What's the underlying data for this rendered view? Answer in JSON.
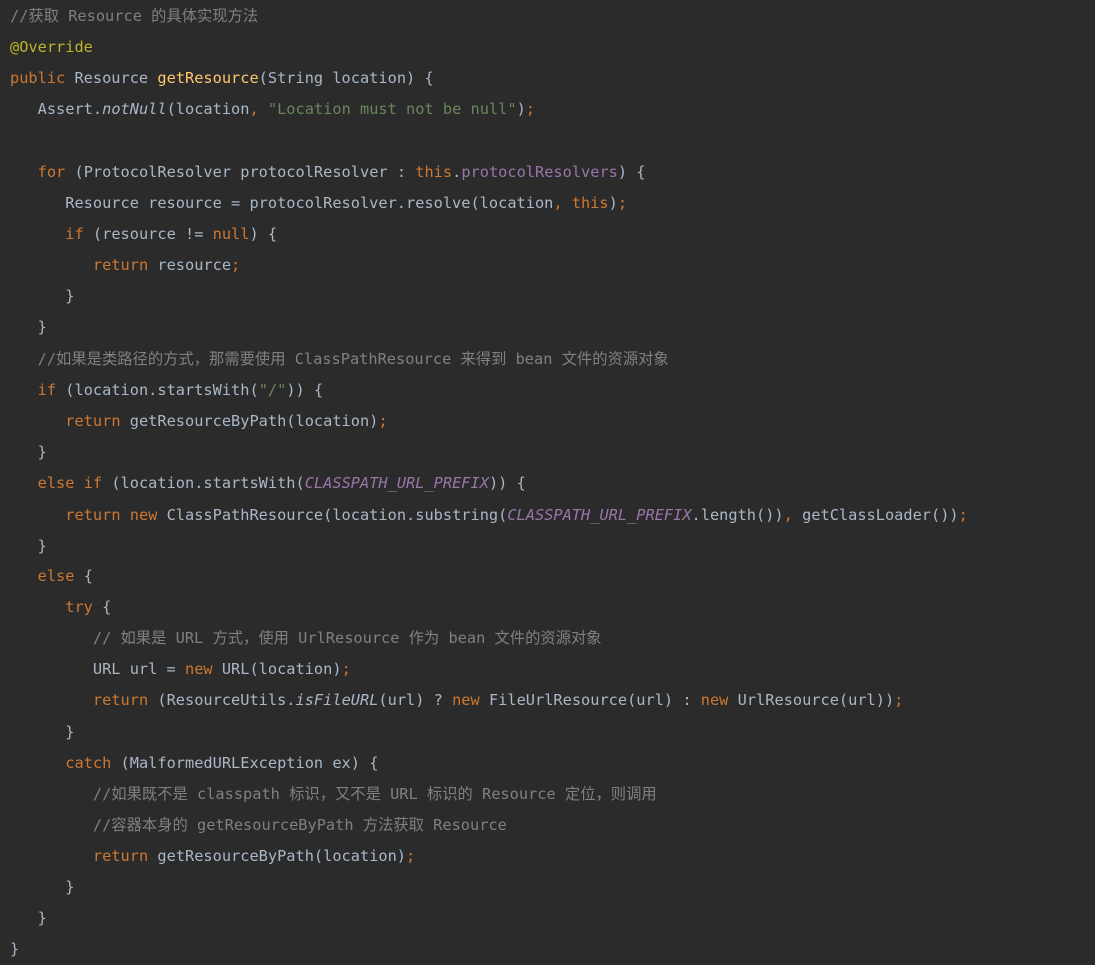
{
  "lines": [
    [
      {
        "t": "//获取 Resource 的具体实现方法",
        "c": "cmt"
      }
    ],
    [
      {
        "t": "@Override",
        "c": "ann"
      }
    ],
    [
      {
        "t": "public ",
        "c": "kw"
      },
      {
        "t": "Resource "
      },
      {
        "t": "getResource",
        "c": "fn"
      },
      {
        "t": "(String location) {"
      }
    ],
    [
      {
        "t": "   Assert."
      },
      {
        "t": "notNull",
        "c": "stat"
      },
      {
        "t": "(location"
      },
      {
        "t": ", ",
        "c": "punc"
      },
      {
        "t": "\"Location must not be null\"",
        "c": "str"
      },
      {
        "t": ")"
      },
      {
        "t": ";",
        "c": "punc"
      }
    ],
    [],
    [
      {
        "t": "   "
      },
      {
        "t": "for ",
        "c": "kw"
      },
      {
        "t": "(ProtocolResolver protocolResolver : "
      },
      {
        "t": "this",
        "c": "kw"
      },
      {
        "t": "."
      },
      {
        "t": "protocolResolvers",
        "c": "field"
      },
      {
        "t": ") {"
      }
    ],
    [
      {
        "t": "      Resource resource = protocolResolver.resolve(location"
      },
      {
        "t": ", ",
        "c": "punc"
      },
      {
        "t": "this",
        "c": "kw"
      },
      {
        "t": ")"
      },
      {
        "t": ";",
        "c": "punc"
      }
    ],
    [
      {
        "t": "      "
      },
      {
        "t": "if ",
        "c": "kw"
      },
      {
        "t": "(resource != "
      },
      {
        "t": "null",
        "c": "kw"
      },
      {
        "t": ") {"
      }
    ],
    [
      {
        "t": "         "
      },
      {
        "t": "return ",
        "c": "kw"
      },
      {
        "t": "resource"
      },
      {
        "t": ";",
        "c": "punc"
      }
    ],
    [
      {
        "t": "      }"
      }
    ],
    [
      {
        "t": "   }"
      }
    ],
    [
      {
        "t": "   //如果是类路径的方式，那需要使用 ClassPathResource 来得到 bean 文件的资源对象",
        "c": "cmt"
      }
    ],
    [
      {
        "t": "   "
      },
      {
        "t": "if ",
        "c": "kw"
      },
      {
        "t": "(location.startsWith("
      },
      {
        "t": "\"/\"",
        "c": "str"
      },
      {
        "t": ")) {"
      }
    ],
    [
      {
        "t": "      "
      },
      {
        "t": "return ",
        "c": "kw"
      },
      {
        "t": "getResourceByPath(location)"
      },
      {
        "t": ";",
        "c": "punc"
      }
    ],
    [
      {
        "t": "   }"
      }
    ],
    [
      {
        "t": "   "
      },
      {
        "t": "else if ",
        "c": "kw"
      },
      {
        "t": "(location.startsWith("
      },
      {
        "t": "CLASSPATH_URL_PREFIX",
        "c": "const"
      },
      {
        "t": ")) {"
      }
    ],
    [
      {
        "t": "      "
      },
      {
        "t": "return new ",
        "c": "kw"
      },
      {
        "t": "ClassPathResource(location.substring("
      },
      {
        "t": "CLASSPATH_URL_PREFIX",
        "c": "const"
      },
      {
        "t": ".length())"
      },
      {
        "t": ", ",
        "c": "punc"
      },
      {
        "t": "getClassLoader())"
      },
      {
        "t": ";",
        "c": "punc"
      }
    ],
    [
      {
        "t": "   }"
      }
    ],
    [
      {
        "t": "   "
      },
      {
        "t": "else ",
        "c": "kw"
      },
      {
        "t": "{"
      }
    ],
    [
      {
        "t": "      "
      },
      {
        "t": "try ",
        "c": "kw"
      },
      {
        "t": "{"
      }
    ],
    [
      {
        "t": "         // 如果是 URL 方式，使用 UrlResource 作为 bean 文件的资源对象",
        "c": "cmt"
      }
    ],
    [
      {
        "t": "         URL url = "
      },
      {
        "t": "new ",
        "c": "kw"
      },
      {
        "t": "URL(location)"
      },
      {
        "t": ";",
        "c": "punc"
      }
    ],
    [
      {
        "t": "         "
      },
      {
        "t": "return ",
        "c": "kw"
      },
      {
        "t": "(ResourceUtils."
      },
      {
        "t": "isFileURL",
        "c": "stat"
      },
      {
        "t": "(url) ? "
      },
      {
        "t": "new ",
        "c": "kw"
      },
      {
        "t": "FileUrlResource(url) : "
      },
      {
        "t": "new ",
        "c": "kw"
      },
      {
        "t": "UrlResource(url))"
      },
      {
        "t": ";",
        "c": "punc"
      }
    ],
    [
      {
        "t": "      }"
      }
    ],
    [
      {
        "t": "      "
      },
      {
        "t": "catch ",
        "c": "kw"
      },
      {
        "t": "(MalformedURLException ex) {"
      }
    ],
    [
      {
        "t": "         //如果既不是 classpath 标识，又不是 URL 标识的 Resource 定位，则调用",
        "c": "cmt"
      }
    ],
    [
      {
        "t": "         //容器本身的 getResourceByPath 方法获取 Resource",
        "c": "cmt"
      }
    ],
    [
      {
        "t": "         "
      },
      {
        "t": "return ",
        "c": "kw"
      },
      {
        "t": "getResourceByPath(location)"
      },
      {
        "t": ";",
        "c": "punc"
      }
    ],
    [
      {
        "t": "      }"
      }
    ],
    [
      {
        "t": "   }"
      }
    ],
    [
      {
        "t": "}"
      }
    ]
  ]
}
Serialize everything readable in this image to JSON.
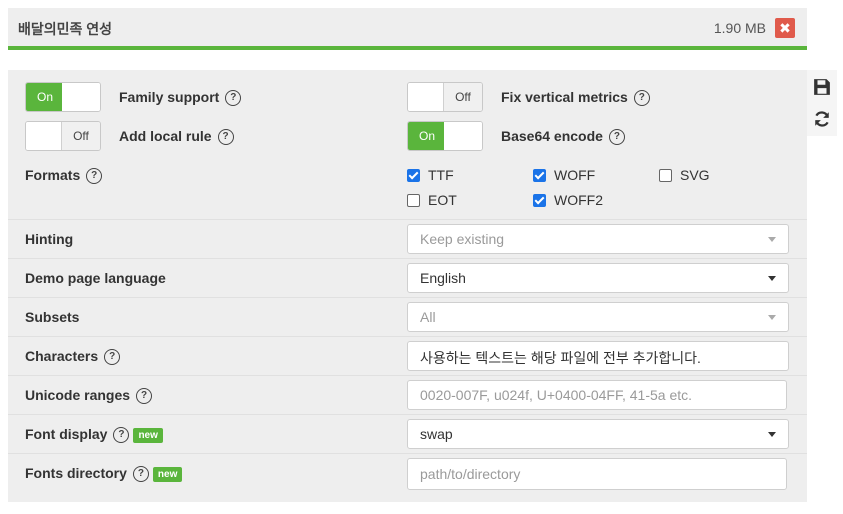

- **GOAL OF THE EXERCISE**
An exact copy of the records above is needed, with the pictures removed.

- **WRITTEN RESPONSE**
What's the underlying data for this rendered view? Answer in JSON.
{
  "lines": [
    [
      {
        "t": "//获取 Resource 的具体实现方法",
        "c": "cmt"
      }
    ],
    [
      {
        "t": "@Override",
        "c": "ann"
      }
    ],
    [
      {
        "t": "public ",
        "c": "kw"
      },
      {
        "t": "Resource "
      },
      {
        "t": "getResource",
        "c": "fn"
      },
      {
        "t": "(String location) {"
      }
    ],
    [
      {
        "t": "   Assert."
      },
      {
        "t": "notNull",
        "c": "stat"
      },
      {
        "t": "(location"
      },
      {
        "t": ", ",
        "c": "punc"
      },
      {
        "t": "\"Location must not be null\"",
        "c": "str"
      },
      {
        "t": ")"
      },
      {
        "t": ";",
        "c": "punc"
      }
    ],
    [],
    [
      {
        "t": "   "
      },
      {
        "t": "for ",
        "c": "kw"
      },
      {
        "t": "(ProtocolResolver protocolResolver : "
      },
      {
        "t": "this",
        "c": "kw"
      },
      {
        "t": "."
      },
      {
        "t": "protocolResolvers",
        "c": "field"
      },
      {
        "t": ") {"
      }
    ],
    [
      {
        "t": "      Resource resource = protocolResolver.resolve(location"
      },
      {
        "t": ", ",
        "c": "punc"
      },
      {
        "t": "this",
        "c": "kw"
      },
      {
        "t": ")"
      },
      {
        "t": ";",
        "c": "punc"
      }
    ],
    [
      {
        "t": "      "
      },
      {
        "t": "if ",
        "c": "kw"
      },
      {
        "t": "(resource != "
      },
      {
        "t": "null",
        "c": "kw"
      },
      {
        "t": ") {"
      }
    ],
    [
      {
        "t": "         "
      },
      {
        "t": "return ",
        "c": "kw"
      },
      {
        "t": "resource"
      },
      {
        "t": ";",
        "c": "punc"
      }
    ],
    [
      {
        "t": "      }"
      }
    ],
    [
      {
        "t": "   }"
      }
    ],
    [
      {
        "t": "   //如果是类路径的方式，那需要使用 ClassPathResource 来得到 bean 文件的资源对象",
        "c": "cmt"
      }
    ],
    [
      {
        "t": "   "
      },
      {
        "t": "if ",
        "c": "kw"
      },
      {
        "t": "(location.startsWith("
      },
      {
        "t": "\"/\"",
        "c": "str"
      },
      {
        "t": ")) {"
      }
    ],
    [
      {
        "t": "      "
      },
      {
        "t": "return ",
        "c": "kw"
      },
      {
        "t": "getResourceByPath(location)"
      },
      {
        "t": ";",
        "c": "punc"
      }
    ],
    [
      {
        "t": "   }"
      }
    ],
    [
      {
        "t": "   "
      },
      {
        "t": "else if ",
        "c": "kw"
      },
      {
        "t": "(location.startsWith("
      },
      {
        "t": "CLASSPATH_URL_PREFIX",
        "c": "const"
      },
      {
        "t": ")) {"
      }
    ],
    [
      {
        "t": "      "
      },
      {
        "t": "return new ",
        "c": "kw"
      },
      {
        "t": "ClassPathResource(location.substring("
      },
      {
        "t": "CLASSPATH_URL_PREFIX",
        "c": "const"
      },
      {
        "t": ".length())"
      },
      {
        "t": ", ",
        "c": "punc"
      },
      {
        "t": "getClassLoader())"
      },
      {
        "t": ";",
        "c": "punc"
      }
    ],
    [
      {
        "t": "   }"
      }
    ],
    [
      {
        "t": "   "
      },
      {
        "t": "else ",
        "c": "kw"
      },
      {
        "t": "{"
      }
    ],
    [
      {
        "t": "      "
      },
      {
        "t": "try ",
        "c": "kw"
      },
      {
        "t": "{"
      }
    ],
    [
      {
        "t": "         // 如果是 URL 方式，使用 UrlResource 作为 bean 文件的资源对象",
        "c": "cmt"
      }
    ],
    [
      {
        "t": "         URL url = "
      },
      {
        "t": "new ",
        "c": "kw"
      },
      {
        "t": "URL(location)"
      },
      {
        "t": ";",
        "c": "punc"
      }
    ],
    [
      {
        "t": "         "
      },
      {
        "t": "return ",
        "c": "kw"
      },
      {
        "t": "(ResourceUtils."
      },
      {
        "t": "isFileURL",
        "c": "stat"
      },
      {
        "t": "(url) ? "
      },
      {
        "t": "new ",
        "c": "kw"
      },
      {
        "t": "FileUrlResource(url) : "
      },
      {
        "t": "new ",
        "c": "kw"
      },
      {
        "t": "UrlResource(url))"
      },
      {
        "t": ";",
        "c": "punc"
      }
    ],
    [
      {
        "t": "      }"
      }
    ],
    [
      {
        "t": "      "
      },
      {
        "t": "catch ",
        "c": "kw"
      },
      {
        "t": "(MalformedURLException ex) {"
      }
    ],
    [
      {
        "t": "         //如果既不是 classpath 标识，又不是 URL 标识的 Resource 定位，则调用",
        "c": "cmt"
      }
    ],
    [
      {
        "t": "         //容器本身的 getResourceByPath 方法获取 Resource",
        "c": "cmt"
      }
    ],
    [
      {
        "t": "         "
      },
      {
        "t": "return ",
        "c": "kw"
      },
      {
        "t": "getResourceByPath(location)"
      },
      {
        "t": ";",
        "c": "punc"
      }
    ],
    [
      {
        "t": "      }"
      }
    ],
    [
      {
        "t": "   }"
      }
    ],
    [
      {
        "t": "}"
      }
    ]
  ]
}
Serialize everything readable in this image to JSON.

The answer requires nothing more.